After the 2010 earthquake in Haiti and the more recent Ebola crisis in Sierra Leone, billions of foreign aid dollars flowed into those countries. But figuring out how that money was spent has been enormously frustrating our two guests.
All posts tagged international
It’s spring here in the US, so for many that means it’s time for the “big clean”. We dig into our closets, find a pile of tired clothes, and dump them at the Salvation Army or Goodwill. Maybe Oxfam if you’re in London.
Update 8/5/2015: U.S. district court judge Royce C. Lamberth recently ruled that USAID acted unlawfully when it suspended IRD for financial misconduct. Judge Lamberth is requiring USAID to hastily revert the suspension and to remove potentially damaging mentions of the suspension from its admin records. See more from Devex’s report.
Medical anthropologist Adia Benton spent two years looking at HIV programs in Sierra Leone. What she saw unsettled her. “It calls into question what international programs like this do to people,” she tells us. Benton is an assistant professor of medical anthropology at Brown University and author of the forthcoming book, HIV Exceptionalism: Development through Disease in Sierra Leone. Read more…
Carrboro High School in Carrboro, North Carolina is an unlikely meeting place for leaders of international aid and development. But over the years, global studies teacher Matt Cone has given his students face time with an impressive list of guests: former USAID administrator Rajiv Shah, Nobel Peace Prize-winning economist Mohammed Yunus, first lady Laura Bush and more. Read more…
“We have run out of words to fully explain the brutality, violence and callous disregard for human life, which is a hallmark of this crisis.”
That’s the United Nations’ Valerie Amos earlier this month describing the situation in Syria. But sadly, Amos’ words describe so many crises today, whether the recent school massacre in Pakistan, the café siege in Sydney or ongoing conflicts across the globe. Read more…
Jackie Stenson was a Harvard trained engineer who wanted to design technologies to improve the lives of the world’s poor. Read more…
Here is an excerpt from Letters Left Unsent:
Aid and development workers are notorious for being self-righteous and smug. While I do not care for those labels, I also know that there’s some basis to them. We, and I include myself, sometimes wear our genteel poverty as a badge of honor. We are not like our materialist peers in the for-profit sector. We are on the right sides of all the issues. Read more…
Tiny Spark’s inaugural show takes a look at corruption in international adoption.
Our focus is Guatemala. We speak to adoptive mother, Jennifer Hemsley, pictured on the left. When she and her husband began the process of adopting a girl from Guatemala, they suspected fraud and feared the infant may have been kidnapped. “We were very concerned that [Hazel’s] mother might be looking for her,” Jennifer tells us.
Hemsley says she could’ve ignored her own suspicions and adopted the girl anyway. “But I couldn’t do that, “Hemsley said. “That wouldn’t have been right.”

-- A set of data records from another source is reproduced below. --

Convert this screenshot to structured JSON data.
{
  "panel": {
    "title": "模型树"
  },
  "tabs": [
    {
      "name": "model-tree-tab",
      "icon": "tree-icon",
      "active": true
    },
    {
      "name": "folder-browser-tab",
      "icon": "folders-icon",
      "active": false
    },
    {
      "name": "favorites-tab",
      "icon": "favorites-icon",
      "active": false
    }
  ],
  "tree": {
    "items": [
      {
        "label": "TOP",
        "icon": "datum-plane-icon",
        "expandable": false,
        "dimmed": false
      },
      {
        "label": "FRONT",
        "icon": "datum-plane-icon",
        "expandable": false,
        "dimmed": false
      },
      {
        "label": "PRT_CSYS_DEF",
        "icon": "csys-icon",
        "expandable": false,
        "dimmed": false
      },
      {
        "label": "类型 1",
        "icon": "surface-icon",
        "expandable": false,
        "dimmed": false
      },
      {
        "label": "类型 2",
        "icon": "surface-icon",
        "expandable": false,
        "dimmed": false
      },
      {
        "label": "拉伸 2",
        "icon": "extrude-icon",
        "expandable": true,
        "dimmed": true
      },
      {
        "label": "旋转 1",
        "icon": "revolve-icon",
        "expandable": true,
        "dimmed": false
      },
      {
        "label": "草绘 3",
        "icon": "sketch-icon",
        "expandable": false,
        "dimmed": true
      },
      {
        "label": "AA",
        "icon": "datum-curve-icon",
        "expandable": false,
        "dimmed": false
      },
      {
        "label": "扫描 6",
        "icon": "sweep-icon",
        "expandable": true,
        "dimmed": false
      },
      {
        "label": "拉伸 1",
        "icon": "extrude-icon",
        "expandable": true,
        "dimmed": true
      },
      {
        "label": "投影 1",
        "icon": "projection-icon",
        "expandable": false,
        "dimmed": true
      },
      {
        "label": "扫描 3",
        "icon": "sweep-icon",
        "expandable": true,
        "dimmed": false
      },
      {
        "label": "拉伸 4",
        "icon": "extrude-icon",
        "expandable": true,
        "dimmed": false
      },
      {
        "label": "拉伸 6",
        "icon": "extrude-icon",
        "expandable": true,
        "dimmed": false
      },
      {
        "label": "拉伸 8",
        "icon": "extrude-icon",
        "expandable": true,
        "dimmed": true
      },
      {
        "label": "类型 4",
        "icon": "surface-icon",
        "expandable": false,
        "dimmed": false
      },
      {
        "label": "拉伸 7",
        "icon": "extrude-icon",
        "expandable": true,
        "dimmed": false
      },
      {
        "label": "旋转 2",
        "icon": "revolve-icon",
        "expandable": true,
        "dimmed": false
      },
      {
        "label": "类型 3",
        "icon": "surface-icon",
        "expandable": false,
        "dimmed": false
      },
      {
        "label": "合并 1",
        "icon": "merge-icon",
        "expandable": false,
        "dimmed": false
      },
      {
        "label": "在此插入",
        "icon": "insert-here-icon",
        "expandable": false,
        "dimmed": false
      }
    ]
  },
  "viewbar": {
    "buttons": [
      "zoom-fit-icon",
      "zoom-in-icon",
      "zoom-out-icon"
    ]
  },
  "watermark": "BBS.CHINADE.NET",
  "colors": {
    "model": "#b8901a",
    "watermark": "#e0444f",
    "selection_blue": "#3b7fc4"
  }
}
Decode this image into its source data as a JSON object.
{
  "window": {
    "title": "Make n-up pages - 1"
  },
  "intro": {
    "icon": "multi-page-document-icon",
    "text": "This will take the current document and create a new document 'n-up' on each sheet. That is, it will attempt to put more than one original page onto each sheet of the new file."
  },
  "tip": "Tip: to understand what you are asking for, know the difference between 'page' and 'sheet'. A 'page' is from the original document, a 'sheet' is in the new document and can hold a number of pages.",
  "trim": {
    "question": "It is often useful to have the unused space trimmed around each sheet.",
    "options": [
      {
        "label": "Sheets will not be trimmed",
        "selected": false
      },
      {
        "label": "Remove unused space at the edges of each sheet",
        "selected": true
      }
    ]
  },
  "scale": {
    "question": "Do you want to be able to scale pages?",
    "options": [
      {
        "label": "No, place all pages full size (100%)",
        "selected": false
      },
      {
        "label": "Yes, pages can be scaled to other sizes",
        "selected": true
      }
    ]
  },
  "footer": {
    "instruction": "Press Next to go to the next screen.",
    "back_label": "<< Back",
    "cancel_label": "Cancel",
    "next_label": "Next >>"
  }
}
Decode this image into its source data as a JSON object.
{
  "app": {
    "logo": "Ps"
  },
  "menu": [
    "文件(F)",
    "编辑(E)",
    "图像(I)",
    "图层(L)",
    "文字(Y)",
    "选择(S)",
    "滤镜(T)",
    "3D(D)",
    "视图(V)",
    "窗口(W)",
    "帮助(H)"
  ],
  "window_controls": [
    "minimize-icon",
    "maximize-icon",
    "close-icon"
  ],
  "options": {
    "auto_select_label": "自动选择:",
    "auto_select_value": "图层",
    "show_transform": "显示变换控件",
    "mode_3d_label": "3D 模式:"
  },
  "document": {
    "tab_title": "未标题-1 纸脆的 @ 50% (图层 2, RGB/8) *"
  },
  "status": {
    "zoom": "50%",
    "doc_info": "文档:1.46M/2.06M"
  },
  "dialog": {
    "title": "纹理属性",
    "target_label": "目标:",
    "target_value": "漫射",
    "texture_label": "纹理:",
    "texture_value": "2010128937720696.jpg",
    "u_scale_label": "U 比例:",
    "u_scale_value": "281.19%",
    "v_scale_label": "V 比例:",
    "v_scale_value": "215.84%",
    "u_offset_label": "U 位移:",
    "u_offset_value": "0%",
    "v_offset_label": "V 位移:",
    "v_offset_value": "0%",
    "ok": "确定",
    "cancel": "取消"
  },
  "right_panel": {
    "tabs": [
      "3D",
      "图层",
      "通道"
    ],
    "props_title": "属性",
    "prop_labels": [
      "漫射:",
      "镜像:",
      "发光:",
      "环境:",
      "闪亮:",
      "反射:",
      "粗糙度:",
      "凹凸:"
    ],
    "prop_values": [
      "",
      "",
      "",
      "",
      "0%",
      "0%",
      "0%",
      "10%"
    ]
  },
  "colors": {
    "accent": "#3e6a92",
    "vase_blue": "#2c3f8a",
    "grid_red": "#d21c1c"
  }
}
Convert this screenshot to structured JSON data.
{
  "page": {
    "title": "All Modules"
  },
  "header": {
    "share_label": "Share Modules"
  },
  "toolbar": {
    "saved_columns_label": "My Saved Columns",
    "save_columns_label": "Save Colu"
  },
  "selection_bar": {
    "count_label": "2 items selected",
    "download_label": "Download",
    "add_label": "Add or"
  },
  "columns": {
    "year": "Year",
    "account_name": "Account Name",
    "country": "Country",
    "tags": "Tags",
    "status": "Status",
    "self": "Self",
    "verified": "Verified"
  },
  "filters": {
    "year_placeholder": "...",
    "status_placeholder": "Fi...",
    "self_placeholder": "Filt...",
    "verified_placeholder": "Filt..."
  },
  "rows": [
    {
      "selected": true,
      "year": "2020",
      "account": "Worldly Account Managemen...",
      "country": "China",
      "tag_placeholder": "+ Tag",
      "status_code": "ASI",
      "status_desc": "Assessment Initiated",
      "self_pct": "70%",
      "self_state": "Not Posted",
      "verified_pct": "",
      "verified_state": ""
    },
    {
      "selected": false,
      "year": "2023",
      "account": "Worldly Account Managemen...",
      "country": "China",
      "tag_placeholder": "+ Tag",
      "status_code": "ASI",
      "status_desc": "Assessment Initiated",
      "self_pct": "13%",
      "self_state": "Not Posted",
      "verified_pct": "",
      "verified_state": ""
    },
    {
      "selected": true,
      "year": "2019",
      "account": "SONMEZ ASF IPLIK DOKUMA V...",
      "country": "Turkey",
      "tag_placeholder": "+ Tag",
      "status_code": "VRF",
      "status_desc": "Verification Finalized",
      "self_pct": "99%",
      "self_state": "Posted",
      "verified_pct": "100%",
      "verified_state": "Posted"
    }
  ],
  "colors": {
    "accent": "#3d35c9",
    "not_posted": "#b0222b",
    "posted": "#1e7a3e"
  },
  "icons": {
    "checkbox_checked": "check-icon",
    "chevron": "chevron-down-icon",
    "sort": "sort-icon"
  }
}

So Hemsley undertook a years-long quest for the truth. Along the way, she endured the scorn of a U.S. adoption agency, her sanity was questioned by Guatemelan lawyers and officials, and many American adoptive parents turned on her.
Hemsley’s story is a complex, nuanced exploration of what it means to make “right” choices on behalf of a girl, in another country, who needs a home.
We also speak with Erin Siegal, author of the new book, Finding Fernanda. Siegal’s book investigates corruption in Guatemala’s international adoption system.
Using the Freedom of Information Act, Siegal gained access to a trove of cables from the U.S. embassy in Guatemala, which reveal the extent of the American government’s concerns about aiding and abetting child trafficking.
Siegal tells us, “The cables show that there was always some corruption, there were always women selling their children, and the embassy knew that. There were always imposter birth mothers showing up and relinquishing children that weren’t biologically related to them. And there were always financial incentives that did drive this corruption and the Embassy did know that.”